Records from a collection
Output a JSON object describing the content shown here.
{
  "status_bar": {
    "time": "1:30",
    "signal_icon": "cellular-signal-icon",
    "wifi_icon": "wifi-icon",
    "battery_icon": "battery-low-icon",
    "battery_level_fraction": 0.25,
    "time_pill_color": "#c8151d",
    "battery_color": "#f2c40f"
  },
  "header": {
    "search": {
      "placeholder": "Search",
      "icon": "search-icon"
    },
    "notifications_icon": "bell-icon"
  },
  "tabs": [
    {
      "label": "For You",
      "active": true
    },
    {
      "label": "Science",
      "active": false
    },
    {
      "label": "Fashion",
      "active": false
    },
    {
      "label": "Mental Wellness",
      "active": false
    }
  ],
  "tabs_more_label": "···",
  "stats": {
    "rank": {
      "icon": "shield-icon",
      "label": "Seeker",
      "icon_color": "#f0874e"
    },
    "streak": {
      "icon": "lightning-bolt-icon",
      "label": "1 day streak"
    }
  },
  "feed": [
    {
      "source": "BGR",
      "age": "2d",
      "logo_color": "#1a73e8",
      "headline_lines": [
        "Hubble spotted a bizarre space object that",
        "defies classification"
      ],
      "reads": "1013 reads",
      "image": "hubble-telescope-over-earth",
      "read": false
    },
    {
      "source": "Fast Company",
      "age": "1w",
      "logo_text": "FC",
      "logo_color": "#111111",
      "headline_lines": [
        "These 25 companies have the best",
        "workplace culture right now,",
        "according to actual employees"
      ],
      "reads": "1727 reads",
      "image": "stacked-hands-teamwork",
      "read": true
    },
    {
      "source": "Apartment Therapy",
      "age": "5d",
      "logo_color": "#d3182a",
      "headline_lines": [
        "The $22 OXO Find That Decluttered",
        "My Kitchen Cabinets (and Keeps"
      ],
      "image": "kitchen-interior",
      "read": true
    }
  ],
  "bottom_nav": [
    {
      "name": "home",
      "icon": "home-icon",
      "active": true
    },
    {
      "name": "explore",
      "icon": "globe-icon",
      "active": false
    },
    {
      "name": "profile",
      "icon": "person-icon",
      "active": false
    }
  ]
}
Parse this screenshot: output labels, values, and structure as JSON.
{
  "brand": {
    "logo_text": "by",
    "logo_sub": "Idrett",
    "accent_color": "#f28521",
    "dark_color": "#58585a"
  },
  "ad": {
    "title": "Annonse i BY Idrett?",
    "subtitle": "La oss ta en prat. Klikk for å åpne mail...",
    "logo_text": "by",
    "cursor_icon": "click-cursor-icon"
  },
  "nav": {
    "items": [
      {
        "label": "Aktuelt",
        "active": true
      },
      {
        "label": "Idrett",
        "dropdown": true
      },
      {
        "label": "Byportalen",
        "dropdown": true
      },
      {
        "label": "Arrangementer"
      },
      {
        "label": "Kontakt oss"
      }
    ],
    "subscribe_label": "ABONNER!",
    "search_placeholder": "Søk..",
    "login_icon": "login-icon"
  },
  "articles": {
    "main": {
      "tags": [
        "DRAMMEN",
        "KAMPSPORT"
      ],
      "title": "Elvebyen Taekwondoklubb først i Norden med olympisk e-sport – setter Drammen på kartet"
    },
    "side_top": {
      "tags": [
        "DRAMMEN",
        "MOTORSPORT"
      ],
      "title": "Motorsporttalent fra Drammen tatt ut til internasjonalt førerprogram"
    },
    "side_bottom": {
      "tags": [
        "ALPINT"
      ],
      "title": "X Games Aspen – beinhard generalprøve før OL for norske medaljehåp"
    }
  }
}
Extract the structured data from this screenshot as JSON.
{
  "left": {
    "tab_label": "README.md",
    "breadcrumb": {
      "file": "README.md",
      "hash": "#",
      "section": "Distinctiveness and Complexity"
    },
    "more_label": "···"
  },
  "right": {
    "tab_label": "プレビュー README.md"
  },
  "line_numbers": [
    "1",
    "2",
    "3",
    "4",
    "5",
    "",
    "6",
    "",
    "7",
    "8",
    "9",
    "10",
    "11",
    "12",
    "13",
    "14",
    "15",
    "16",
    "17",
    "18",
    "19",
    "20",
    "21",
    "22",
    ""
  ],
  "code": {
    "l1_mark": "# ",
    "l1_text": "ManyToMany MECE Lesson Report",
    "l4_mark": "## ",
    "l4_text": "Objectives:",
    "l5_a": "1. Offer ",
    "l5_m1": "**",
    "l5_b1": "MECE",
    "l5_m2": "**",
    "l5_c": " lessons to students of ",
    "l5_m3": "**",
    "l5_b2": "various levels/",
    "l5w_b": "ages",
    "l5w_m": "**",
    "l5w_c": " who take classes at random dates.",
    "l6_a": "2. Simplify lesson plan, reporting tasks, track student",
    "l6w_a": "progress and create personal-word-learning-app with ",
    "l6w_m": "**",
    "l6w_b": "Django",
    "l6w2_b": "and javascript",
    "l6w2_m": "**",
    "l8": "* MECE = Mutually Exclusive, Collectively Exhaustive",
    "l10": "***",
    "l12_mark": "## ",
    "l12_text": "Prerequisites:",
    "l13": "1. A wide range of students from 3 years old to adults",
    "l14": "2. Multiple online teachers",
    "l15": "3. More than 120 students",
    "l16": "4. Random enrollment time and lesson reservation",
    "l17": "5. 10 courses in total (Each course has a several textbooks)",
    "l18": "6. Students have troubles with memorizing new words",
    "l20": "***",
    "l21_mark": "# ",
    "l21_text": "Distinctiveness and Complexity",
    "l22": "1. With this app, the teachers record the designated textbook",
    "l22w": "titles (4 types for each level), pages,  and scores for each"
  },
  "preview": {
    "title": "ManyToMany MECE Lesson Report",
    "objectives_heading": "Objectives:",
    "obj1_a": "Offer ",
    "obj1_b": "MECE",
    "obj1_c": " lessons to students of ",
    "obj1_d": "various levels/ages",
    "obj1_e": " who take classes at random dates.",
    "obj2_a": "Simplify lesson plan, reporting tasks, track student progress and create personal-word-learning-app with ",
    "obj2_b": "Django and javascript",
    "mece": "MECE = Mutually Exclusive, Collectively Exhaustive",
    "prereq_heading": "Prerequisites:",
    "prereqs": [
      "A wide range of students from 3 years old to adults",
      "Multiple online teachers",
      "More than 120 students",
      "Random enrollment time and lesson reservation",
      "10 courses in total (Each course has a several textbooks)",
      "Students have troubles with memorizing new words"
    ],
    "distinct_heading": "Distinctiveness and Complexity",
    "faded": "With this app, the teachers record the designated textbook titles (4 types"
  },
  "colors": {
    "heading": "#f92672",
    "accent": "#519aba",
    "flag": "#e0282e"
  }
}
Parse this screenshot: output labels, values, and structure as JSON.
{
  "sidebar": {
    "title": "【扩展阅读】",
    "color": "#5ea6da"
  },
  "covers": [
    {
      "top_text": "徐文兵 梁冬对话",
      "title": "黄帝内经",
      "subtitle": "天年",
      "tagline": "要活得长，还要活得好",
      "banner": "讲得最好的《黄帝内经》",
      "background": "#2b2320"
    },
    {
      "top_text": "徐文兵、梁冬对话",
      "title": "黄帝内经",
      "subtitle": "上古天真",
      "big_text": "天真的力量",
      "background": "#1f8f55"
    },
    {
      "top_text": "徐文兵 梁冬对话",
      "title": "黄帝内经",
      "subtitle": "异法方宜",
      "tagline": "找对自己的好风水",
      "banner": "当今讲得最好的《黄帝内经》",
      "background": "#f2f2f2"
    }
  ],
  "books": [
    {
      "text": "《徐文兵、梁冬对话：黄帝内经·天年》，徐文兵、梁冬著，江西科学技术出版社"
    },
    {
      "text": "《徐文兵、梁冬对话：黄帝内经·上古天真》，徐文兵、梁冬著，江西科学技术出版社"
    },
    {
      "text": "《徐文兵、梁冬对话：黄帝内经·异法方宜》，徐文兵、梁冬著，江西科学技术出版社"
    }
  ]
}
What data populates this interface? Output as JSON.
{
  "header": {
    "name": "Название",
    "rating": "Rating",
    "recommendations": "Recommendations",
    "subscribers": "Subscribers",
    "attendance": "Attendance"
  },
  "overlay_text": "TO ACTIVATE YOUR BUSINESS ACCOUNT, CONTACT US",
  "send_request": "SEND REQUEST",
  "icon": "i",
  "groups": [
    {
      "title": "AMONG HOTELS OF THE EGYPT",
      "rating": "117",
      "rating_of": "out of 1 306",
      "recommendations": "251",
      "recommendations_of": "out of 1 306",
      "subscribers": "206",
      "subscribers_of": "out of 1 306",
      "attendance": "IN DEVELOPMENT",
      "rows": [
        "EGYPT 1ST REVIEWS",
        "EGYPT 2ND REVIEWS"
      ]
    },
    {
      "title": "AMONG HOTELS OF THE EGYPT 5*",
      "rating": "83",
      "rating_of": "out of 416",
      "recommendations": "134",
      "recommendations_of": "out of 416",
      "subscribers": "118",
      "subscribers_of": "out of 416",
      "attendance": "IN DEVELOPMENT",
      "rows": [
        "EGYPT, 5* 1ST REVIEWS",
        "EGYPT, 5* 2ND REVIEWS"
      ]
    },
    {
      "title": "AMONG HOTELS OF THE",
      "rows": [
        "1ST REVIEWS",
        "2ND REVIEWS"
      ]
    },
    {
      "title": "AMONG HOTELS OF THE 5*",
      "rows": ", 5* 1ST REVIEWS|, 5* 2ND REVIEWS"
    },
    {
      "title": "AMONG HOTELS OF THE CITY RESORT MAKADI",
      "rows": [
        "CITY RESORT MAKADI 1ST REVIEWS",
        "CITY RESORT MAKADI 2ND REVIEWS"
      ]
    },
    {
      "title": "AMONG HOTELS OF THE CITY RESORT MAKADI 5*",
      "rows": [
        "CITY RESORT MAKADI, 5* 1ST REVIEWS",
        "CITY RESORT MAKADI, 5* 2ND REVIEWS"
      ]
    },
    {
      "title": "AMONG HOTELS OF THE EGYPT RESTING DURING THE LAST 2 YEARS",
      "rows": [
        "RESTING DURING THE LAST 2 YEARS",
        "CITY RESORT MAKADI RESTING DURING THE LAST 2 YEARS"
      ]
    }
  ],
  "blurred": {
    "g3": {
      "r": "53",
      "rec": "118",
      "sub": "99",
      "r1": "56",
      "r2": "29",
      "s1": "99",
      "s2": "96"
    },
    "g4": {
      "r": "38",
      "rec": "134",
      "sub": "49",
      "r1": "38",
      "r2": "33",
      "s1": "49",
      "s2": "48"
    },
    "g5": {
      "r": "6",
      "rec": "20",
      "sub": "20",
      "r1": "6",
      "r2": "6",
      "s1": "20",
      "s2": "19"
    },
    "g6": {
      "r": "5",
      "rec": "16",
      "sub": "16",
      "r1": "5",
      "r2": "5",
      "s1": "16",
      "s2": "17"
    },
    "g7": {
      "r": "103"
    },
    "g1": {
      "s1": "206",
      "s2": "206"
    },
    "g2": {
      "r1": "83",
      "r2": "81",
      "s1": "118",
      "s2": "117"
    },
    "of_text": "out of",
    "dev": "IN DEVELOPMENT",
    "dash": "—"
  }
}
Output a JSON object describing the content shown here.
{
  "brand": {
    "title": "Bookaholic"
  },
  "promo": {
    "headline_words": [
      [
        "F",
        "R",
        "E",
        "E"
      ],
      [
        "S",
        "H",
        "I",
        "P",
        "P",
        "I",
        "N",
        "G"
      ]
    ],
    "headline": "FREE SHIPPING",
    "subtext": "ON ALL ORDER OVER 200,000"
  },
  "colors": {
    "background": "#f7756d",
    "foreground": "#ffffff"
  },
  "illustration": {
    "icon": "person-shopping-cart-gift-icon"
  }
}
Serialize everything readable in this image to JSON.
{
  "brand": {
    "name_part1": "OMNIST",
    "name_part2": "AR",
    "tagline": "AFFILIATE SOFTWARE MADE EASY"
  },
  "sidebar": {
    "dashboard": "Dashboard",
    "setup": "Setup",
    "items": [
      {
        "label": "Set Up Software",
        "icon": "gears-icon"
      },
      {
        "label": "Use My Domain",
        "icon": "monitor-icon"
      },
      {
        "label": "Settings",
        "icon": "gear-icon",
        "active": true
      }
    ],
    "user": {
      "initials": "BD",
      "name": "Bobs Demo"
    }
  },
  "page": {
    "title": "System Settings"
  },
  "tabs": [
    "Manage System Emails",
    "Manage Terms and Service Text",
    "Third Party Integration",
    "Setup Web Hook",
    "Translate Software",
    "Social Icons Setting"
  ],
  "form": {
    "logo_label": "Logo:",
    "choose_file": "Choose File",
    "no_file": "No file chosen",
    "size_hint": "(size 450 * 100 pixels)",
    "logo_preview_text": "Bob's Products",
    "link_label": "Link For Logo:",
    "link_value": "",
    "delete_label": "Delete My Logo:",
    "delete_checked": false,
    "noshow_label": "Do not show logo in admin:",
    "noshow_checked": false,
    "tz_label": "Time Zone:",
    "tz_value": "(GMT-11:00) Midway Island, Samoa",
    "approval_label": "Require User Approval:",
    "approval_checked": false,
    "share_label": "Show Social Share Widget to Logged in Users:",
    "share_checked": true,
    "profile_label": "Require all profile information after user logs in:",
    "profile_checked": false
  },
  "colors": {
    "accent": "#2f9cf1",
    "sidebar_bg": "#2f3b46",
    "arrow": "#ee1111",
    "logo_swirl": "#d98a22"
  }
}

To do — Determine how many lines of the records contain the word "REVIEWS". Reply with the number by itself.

Solution to this task — 11